Saturday in Utah produced another large number of new coronavirus infections, with 760 positive test results reported. This includes a record number for the county of Utah where opposition to the wearing of the mask, considered an essential measure to contain the epidemic of COVID-19, made the national news.
Utah County added 198 cases after seeing at least 150 new cases in each of the past two days, indicating the county could reclaim the distinction as the worst hotspot in Salt Lake County state , where the rate of new infections has slowed.
“Today’s rising number of cases is worrying for [the Utah County Health Department] and an indication of the upward trend in Utah County, ”said department spokeswoman Aislynn Tolman-Hill. “Health officials recommend wearing a mask when physical distance cannot be maintained, regular hand washing, good hygiene and staying home when you are sick.”
Salt Lake County reported 289 new cases, or 38% of Utah’s total, on Saturday. Previously, the most populous county in Utah accounted for half of its new cases.
Among the Utahns lost to the coronavirus is Gary Hatfield of Taylorsville, an 83-year-old retired chemist who analyzed water and soil samples at the Salt Lake City Bureau of Reclamation lab.
Eight deaths have been reported statewide, including three in Salt Lake County, although the number of people hospitalized for the disease has dropped from 198 to 185. The total number of deaths since the start of the pandemic is 243, with 2,014 hospitalizations.
Weber and Washington counties each reported two deaths. So far this week, Utah has lost 28 residents to COVID-19, on track to surpass the record of 31 set last week.
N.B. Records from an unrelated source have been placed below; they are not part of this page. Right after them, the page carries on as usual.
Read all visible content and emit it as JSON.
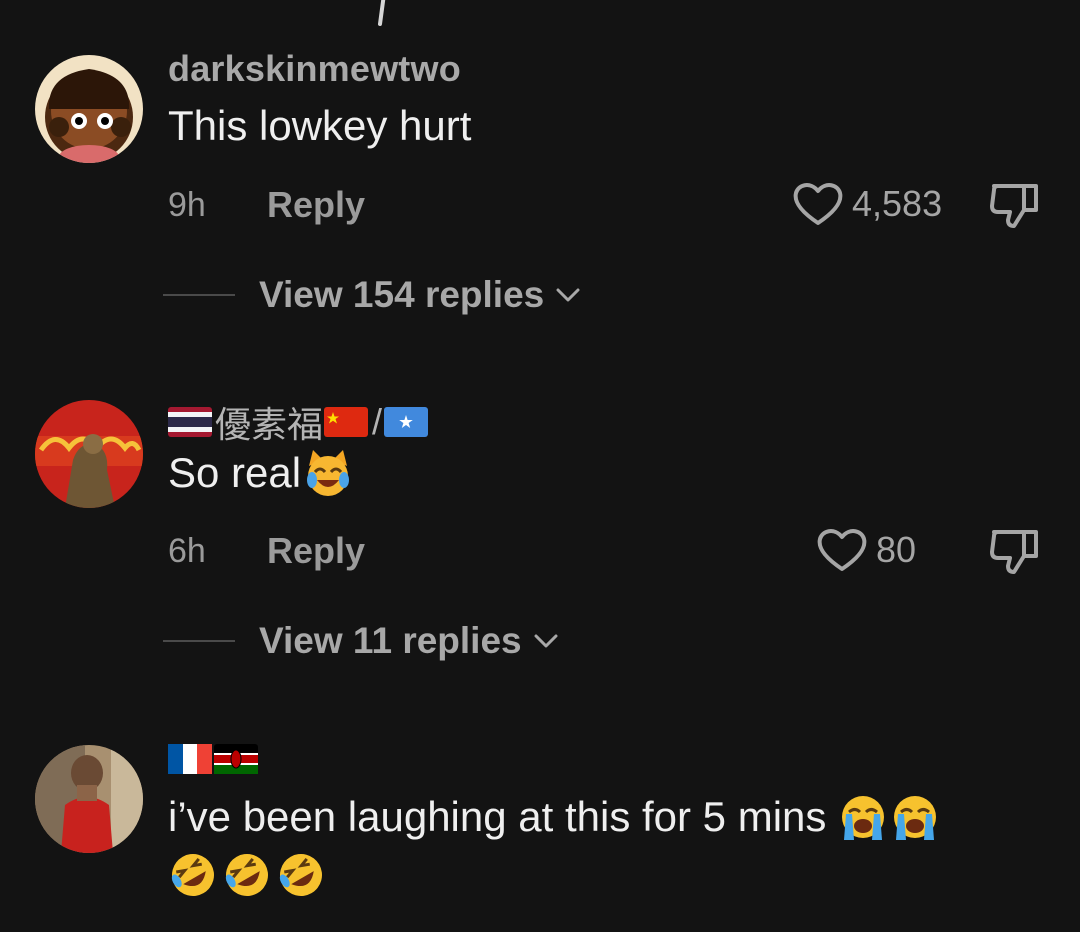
{
  "comments": [
    {
      "username": "darkskinmewtwo",
      "text": "This lowkey hurt",
      "time": "9h",
      "reply_label": "Reply",
      "likes": "4,583",
      "view_replies": "View 154 replies",
      "avatar_icon": "cartoon-character-avatar"
    },
    {
      "username_parts": [
        "🇹🇭",
        "優素福",
        "🇨🇳",
        "/",
        "🇸🇴"
      ],
      "name_text": "優素福",
      "slash": "/",
      "text": "So real",
      "text_emoji": "cat-tears-of-joy-emoji",
      "time": "6h",
      "reply_label": "Reply",
      "likes": "80",
      "view_replies": "View 11 replies",
      "avatar_icon": "red-banner-statue-avatar"
    },
    {
      "username_parts": [
        "🇫🇷",
        "🇰🇪"
      ],
      "text": "i’ve been laughing at this for 5 mins",
      "text_emoji": [
        "loudly-crying-emoji",
        "loudly-crying-emoji"
      ],
      "second_line_emoji": [
        "rolling-laughing-emoji",
        "rolling-laughing-emoji",
        "rolling-laughing-emoji"
      ],
      "avatar_icon": "person-photo-avatar"
    }
  ],
  "colors": {
    "background": "#131313",
    "text": "#efefef",
    "secondary_text": "#9b9b9b"
  }
}
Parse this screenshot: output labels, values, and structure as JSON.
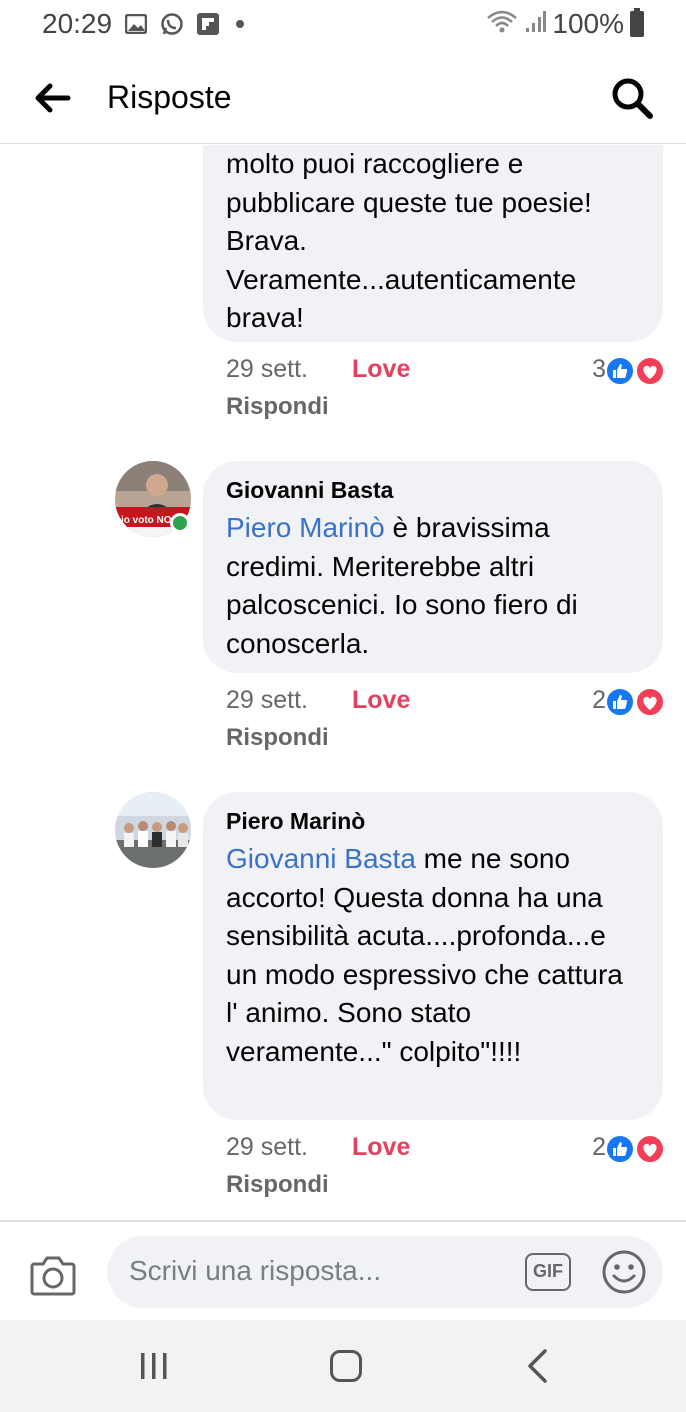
{
  "status_bar": {
    "time": "20:29",
    "battery": "100%"
  },
  "header": {
    "title": "Risposte"
  },
  "comments": [
    {
      "text": "molto puoi raccogliere e pubblicare queste tue poesie! Brava. Veramente...autenticamente brava!",
      "date": "29 sett.",
      "love": "Love",
      "reaction_count": "3",
      "reply": "Rispondi"
    },
    {
      "author": "Giovanni Basta",
      "mention": "Piero Marinò",
      "text": " è bravissima credimi. Meriterebbe altri palcoscenici. Io sono fiero di conoscerla.",
      "date": "29 sett.",
      "love": "Love",
      "reaction_count": "2",
      "reply": "Rispondi",
      "avatar_text": "io voto NO"
    },
    {
      "author": "Piero Marinò",
      "mention": "Giovanni Basta",
      "text": " me ne sono accorto! Questa donna ha una sensibilità acuta....profonda...e un modo espressivo che cattura l' animo. Sono stato veramente...\" colpito\"!!!!",
      "date": "29 sett.",
      "love": "Love",
      "reaction_count": "2",
      "reply": "Rispondi"
    }
  ],
  "composer": {
    "placeholder": "Scrivi una risposta...",
    "gif_label": "GIF"
  },
  "icons": {
    "back": "arrow-left-icon",
    "search": "search-icon",
    "like": "like-icon",
    "heart": "heart-icon",
    "camera": "camera-icon",
    "emoji": "emoji-icon"
  },
  "colors": {
    "mention": "#3a72c8",
    "love": "#e4405f",
    "like": "#1877f2",
    "online": "#31a24c"
  }
}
The seven-day moving average of new cases in Utah rose to 617 per day with a positive 10.2% of laboratory tests performed. Of the state’s 33,332 cases, 20,421 are considered “recovered,” meaning the person was left alive for three weeks from the date of diagnosis.
In terms of testing, 456,240 Utahns have now been tested for COVID-19, and an increase of 8,434 from Friday.
Already diagnosed with diabetes and Alzheimer’s, Hatfield died on July 9 after contracting the disease in a nursing home. This was the first case at the facility, whose family asked not to be identified.
“It’s frustrating,” said his son, Greg Hatfield. “We knew it was a matter of time until [the center] I understood that, but we were really, really diligent, checking everyone as they came, not allowing anyone from the outside, anyone other than the workers, d ‘enter the establishment.
The son put on two masks, a face shield, gloves and other protective gear and walked into his father’s bedroom so the rest of his family could see Gary Hatfield on FaceTime.
“He had one last goodbye with everyone,” said Greg Hatfield. “So it was wonderful. “
“The state is a big place,” said Greg Hatfield, “and every community is different, so trying to get everyone to follow the same rules doesn’t make sense. But I fully support the wearing of masks. There are so many good people dying of this and there are people who think this is a hoax which is just amazing.
Gary Hatfield’s eldest daughter, Karen Nowling, a registered nurse who has spent much of her career in end-of-life care, said her parents talked to their children about the treatments they had years ago. were doing and didn’t want to receive in their final days. His father said he did not want to be kept alive with a ventilator, Nowling said, and the family was comfortable with the decision not to put it on after contracting COVID-19.
“He would have been miserable at the ICU with a tube in his throat,” said Nowling. “He wouldn’t have survived that anyway. “